Continuing along Hidalgo, to the left, just before the bridge, are two more superb buildings. The two-storey Casa Griesen with its balustrade is closer to Avenida Juarez. Then comes the Palacio Alvarado, constructed between 1899 and 1903. The tortured-looking face over the Palacio’s door is said to represent an Italian miner at work. Alvarado was founder of La Palmilla mine and supposedly became sufficiently wealthy to offer to pay off Mexico’s foreign debt at the start of this century.
Across the bridge, on the right, is the Library and Museo Francisco Villa with photos, newspapers clippings depicting the Revolutionary Hero. Parral was the base from 1910 of much of Villa’s activity and this is the building outside which he was assassinated on July 20, 1923, while on a trip to town from his retirement residence in Canutillo.

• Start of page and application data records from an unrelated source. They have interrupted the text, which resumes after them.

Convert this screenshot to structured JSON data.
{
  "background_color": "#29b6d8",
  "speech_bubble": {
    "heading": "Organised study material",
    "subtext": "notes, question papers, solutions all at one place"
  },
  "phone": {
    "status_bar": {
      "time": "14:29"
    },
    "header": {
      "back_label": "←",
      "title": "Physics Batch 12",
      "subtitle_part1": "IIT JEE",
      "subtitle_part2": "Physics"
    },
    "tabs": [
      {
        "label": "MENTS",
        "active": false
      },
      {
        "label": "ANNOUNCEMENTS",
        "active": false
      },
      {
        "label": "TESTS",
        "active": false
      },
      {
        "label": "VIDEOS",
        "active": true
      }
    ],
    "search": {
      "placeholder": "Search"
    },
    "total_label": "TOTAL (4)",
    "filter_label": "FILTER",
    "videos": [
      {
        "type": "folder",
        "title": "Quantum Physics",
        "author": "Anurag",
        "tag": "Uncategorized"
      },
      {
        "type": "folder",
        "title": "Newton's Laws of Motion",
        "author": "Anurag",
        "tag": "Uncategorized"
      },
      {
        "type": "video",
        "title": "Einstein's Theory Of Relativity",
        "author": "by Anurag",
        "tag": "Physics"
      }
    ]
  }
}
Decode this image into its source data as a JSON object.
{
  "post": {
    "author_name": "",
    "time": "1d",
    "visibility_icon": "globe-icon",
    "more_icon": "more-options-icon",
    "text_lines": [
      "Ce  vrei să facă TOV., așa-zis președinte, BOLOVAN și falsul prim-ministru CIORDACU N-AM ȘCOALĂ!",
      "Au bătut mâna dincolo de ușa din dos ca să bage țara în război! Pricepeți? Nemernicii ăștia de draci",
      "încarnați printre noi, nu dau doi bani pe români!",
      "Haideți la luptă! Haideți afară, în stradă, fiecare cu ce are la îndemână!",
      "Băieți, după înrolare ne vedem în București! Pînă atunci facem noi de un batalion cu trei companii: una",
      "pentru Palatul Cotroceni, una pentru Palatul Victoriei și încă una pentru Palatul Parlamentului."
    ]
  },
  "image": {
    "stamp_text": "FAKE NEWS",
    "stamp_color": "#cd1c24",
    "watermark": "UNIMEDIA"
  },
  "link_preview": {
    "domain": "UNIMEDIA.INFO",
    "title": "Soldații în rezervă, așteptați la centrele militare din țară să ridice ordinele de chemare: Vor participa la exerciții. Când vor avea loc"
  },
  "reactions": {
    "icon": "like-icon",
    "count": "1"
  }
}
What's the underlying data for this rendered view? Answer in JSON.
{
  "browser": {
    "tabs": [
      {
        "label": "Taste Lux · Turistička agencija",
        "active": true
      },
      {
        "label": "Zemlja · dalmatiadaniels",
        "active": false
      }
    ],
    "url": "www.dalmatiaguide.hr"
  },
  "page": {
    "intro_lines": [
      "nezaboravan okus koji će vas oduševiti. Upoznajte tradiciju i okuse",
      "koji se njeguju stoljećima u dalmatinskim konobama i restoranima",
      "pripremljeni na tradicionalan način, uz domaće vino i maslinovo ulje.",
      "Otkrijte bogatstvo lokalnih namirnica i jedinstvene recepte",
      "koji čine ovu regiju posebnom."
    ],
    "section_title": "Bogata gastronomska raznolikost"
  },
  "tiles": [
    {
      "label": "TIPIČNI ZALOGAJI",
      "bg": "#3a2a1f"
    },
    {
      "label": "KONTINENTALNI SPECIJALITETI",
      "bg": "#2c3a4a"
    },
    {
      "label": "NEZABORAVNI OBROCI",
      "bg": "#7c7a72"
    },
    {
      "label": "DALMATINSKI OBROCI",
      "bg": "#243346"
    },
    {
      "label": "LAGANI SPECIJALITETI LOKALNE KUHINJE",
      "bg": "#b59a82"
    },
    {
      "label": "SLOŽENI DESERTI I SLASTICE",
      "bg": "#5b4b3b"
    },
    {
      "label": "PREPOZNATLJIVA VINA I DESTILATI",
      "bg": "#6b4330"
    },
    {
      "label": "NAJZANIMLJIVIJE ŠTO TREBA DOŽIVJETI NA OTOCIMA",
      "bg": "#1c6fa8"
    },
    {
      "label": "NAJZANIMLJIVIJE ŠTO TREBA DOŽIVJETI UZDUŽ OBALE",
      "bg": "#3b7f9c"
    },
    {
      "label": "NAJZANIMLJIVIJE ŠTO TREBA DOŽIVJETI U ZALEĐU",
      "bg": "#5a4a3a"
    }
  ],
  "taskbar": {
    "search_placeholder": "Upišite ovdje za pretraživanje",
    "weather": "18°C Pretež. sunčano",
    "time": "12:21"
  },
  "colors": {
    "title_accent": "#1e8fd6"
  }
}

About an hour’s drive south of Parral, highway 45 crosses the stateline into Durango. Just over the border is the ex-hacienda of Canutillo, awarded to Villa (a native of Durango) in 1920 by the government when he retired from fighting. Villa’s former residence houses a small, somewhat unimpressive collection of posters and artwork portraying the early stages of the Mexican Revolution. The collection’s official title, “Museo Grafico de la Revolución Mexicana” or “The Graphical Museum of the Mexican Revolution” is, frankly, more impressive than its content. However, the three kilometer drive in to Canutillo past rural scenes little changed from Villa’s time affords a refreshing change of pace from the speed of the highway. Finding the custodian of the museum (who holds the key to the interior) may take a few minutes but will give you time to look inside the village church with its gilded retablo and capture something of the quintessentially unchanging nature of parts of rural Mexico.
From Canutillo, it is another 360 km to the city of Durango. While fast, this is a route with very few tourist services and you are not advised to set out for Durango unless you are confident of arriving before dark.